[Start of section]

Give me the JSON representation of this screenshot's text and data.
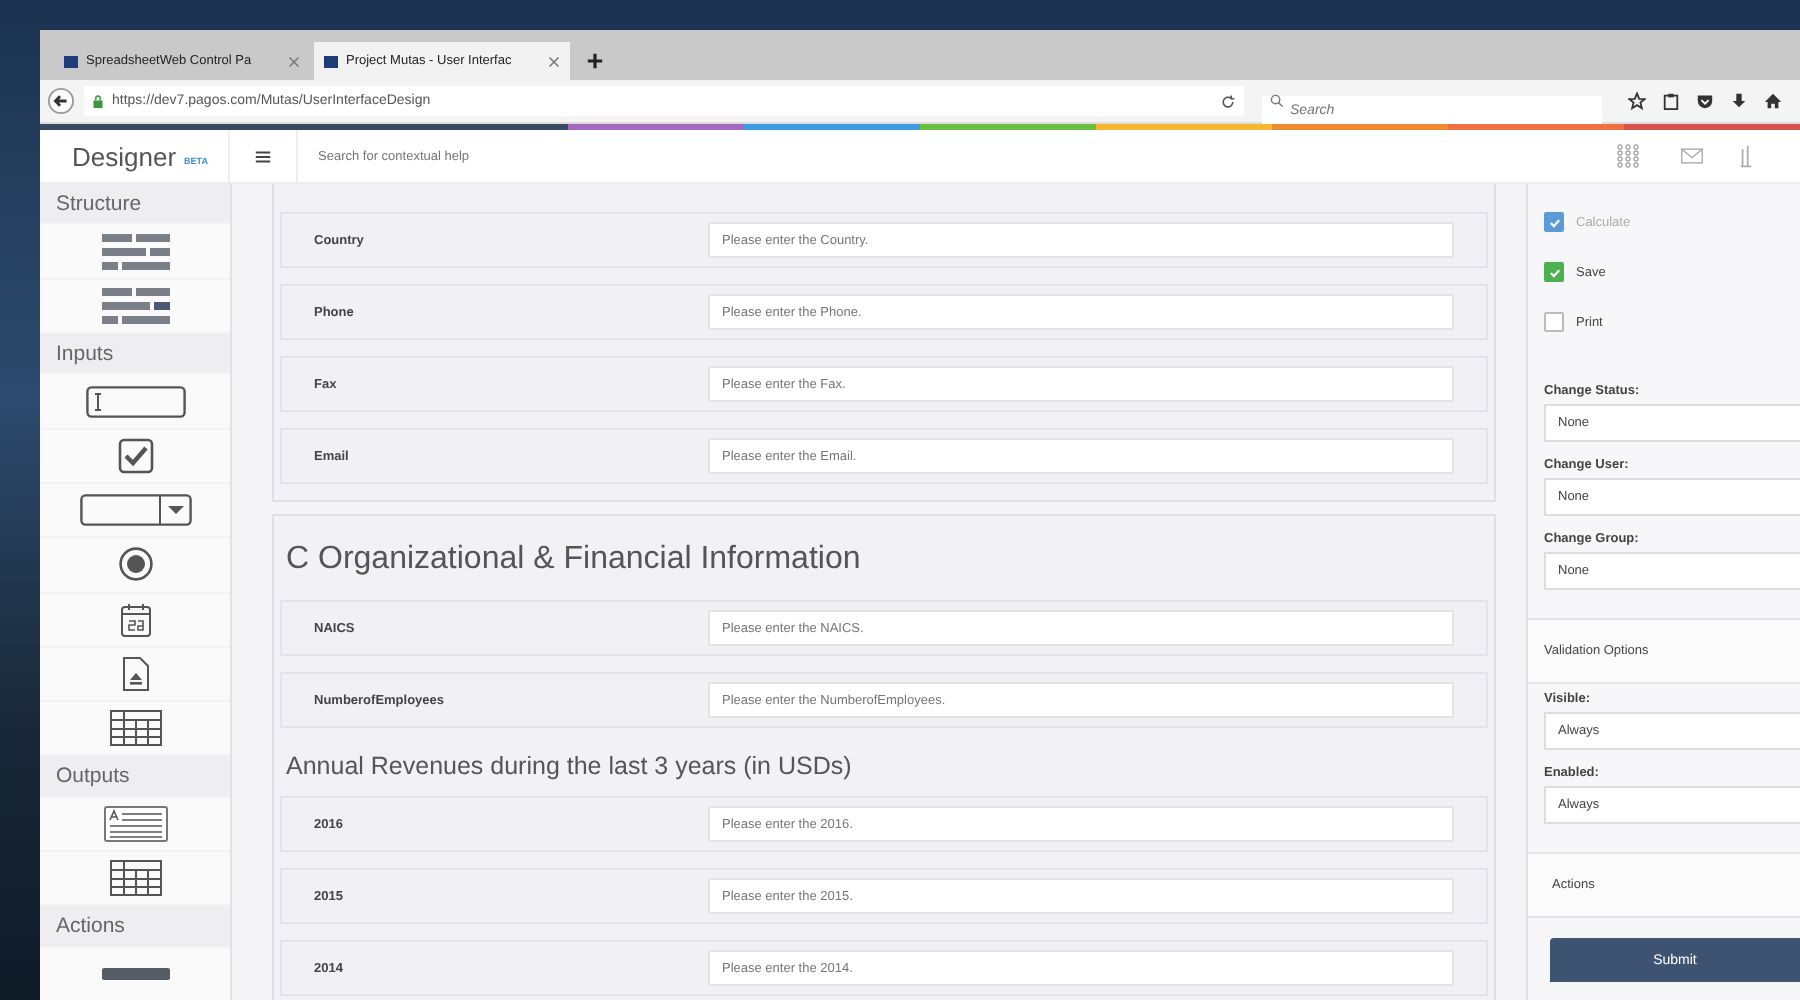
{
  "browser": {
    "tabs": [
      {
        "title": "SpreadsheetWeb Control Pa",
        "selected": false
      },
      {
        "title": "Project Mutas - User Interfac",
        "selected": true
      }
    ],
    "address": "https://dev7.pagos.com/Mutas/UserInterfaceDesign",
    "search": {
      "placeholder": "Search"
    }
  },
  "header": {
    "logo": "Designer",
    "badge": "BETA",
    "search": {
      "placeholder": "Search for contextual help"
    }
  },
  "sidebar": [
    {
      "title": "Structure",
      "tools": [
        {
          "kind": "layout-a"
        },
        {
          "kind": "layout-b"
        }
      ]
    },
    {
      "title": "Inputs",
      "tools": [
        {
          "kind": "textbox"
        },
        {
          "kind": "checkbox"
        },
        {
          "kind": "dropdown"
        },
        {
          "kind": "radio"
        },
        {
          "kind": "calendar"
        },
        {
          "kind": "file"
        },
        {
          "kind": "grid"
        }
      ]
    },
    {
      "title": "Outputs",
      "tools": [
        {
          "kind": "label"
        },
        {
          "kind": "table"
        }
      ]
    },
    {
      "title": "Actions",
      "tools": [
        {
          "kind": "button"
        }
      ]
    }
  ],
  "form": [
    {
      "rows": [
        {
          "label": "Country",
          "placeholder": "Please enter the Country."
        },
        {
          "label": "Phone",
          "placeholder": "Please enter the Phone."
        },
        {
          "label": "Fax",
          "placeholder": "Please enter the Fax."
        },
        {
          "label": "Email",
          "placeholder": "Please enter the Email."
        }
      ]
    },
    {
      "heading": "C Organizational & Financial Information",
      "blocks": [
        {
          "rows": [
            {
              "label": "NAICS",
              "placeholder": "Please enter the NAICS."
            },
            {
              "label": "NumberofEmployees",
              "placeholder": "Please enter the NumberofEmployees."
            }
          ]
        },
        {
          "subheading": "Annual Revenues during the last 3 years (in USDs)",
          "rows": [
            {
              "label": "2016",
              "placeholder": "Please enter the 2016."
            },
            {
              "label": "2015",
              "placeholder": "Please enter the 2015."
            },
            {
              "label": "2014",
              "placeholder": "Please enter the 2014."
            }
          ]
        }
      ]
    }
  ],
  "panel": {
    "checks": [
      {
        "label": "Calculate",
        "checked": true,
        "disabled": true,
        "color": "#5b9bd5"
      },
      {
        "label": "Save",
        "checked": true,
        "disabled": false,
        "color": "#4caf50"
      },
      {
        "label": "Print",
        "checked": false,
        "disabled": false
      }
    ],
    "selects": [
      {
        "label": "Change Status:",
        "value": "None"
      },
      {
        "label": "Change User:",
        "value": "None"
      },
      {
        "label": "Change Group:",
        "value": "None"
      }
    ],
    "validation": {
      "title": "Validation Options",
      "selects": [
        {
          "label": "Visible:",
          "value": "Always"
        },
        {
          "label": "Enabled:",
          "value": "Always"
        }
      ]
    },
    "actions": {
      "title": "Actions",
      "button": "Submit"
    }
  }
}
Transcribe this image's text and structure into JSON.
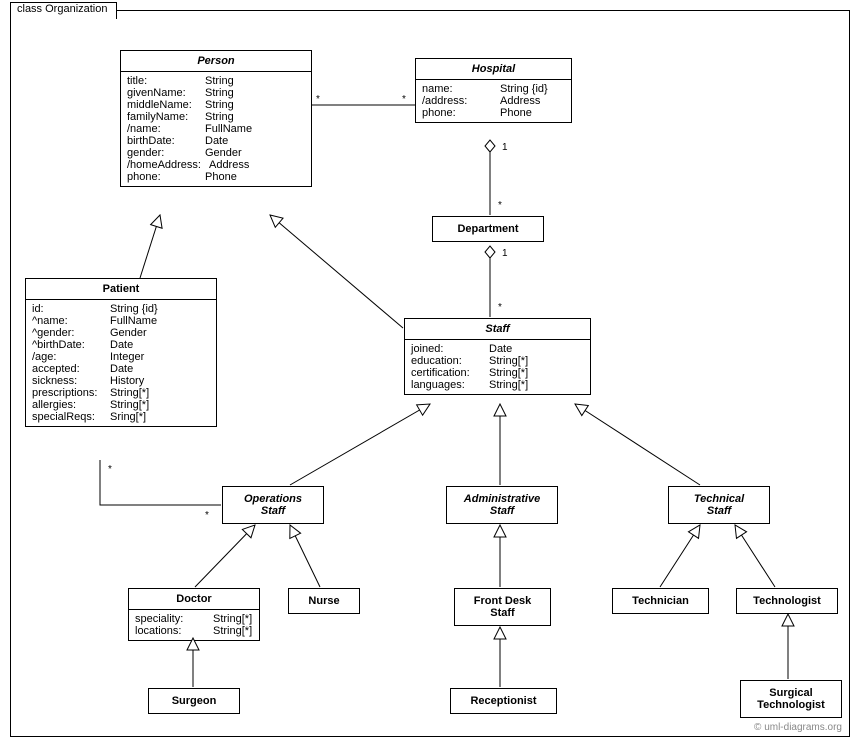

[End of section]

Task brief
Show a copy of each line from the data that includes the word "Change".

Answer box
        "label": "Change Status:",
        "label": "Change User:",
        "label": "Change Group:",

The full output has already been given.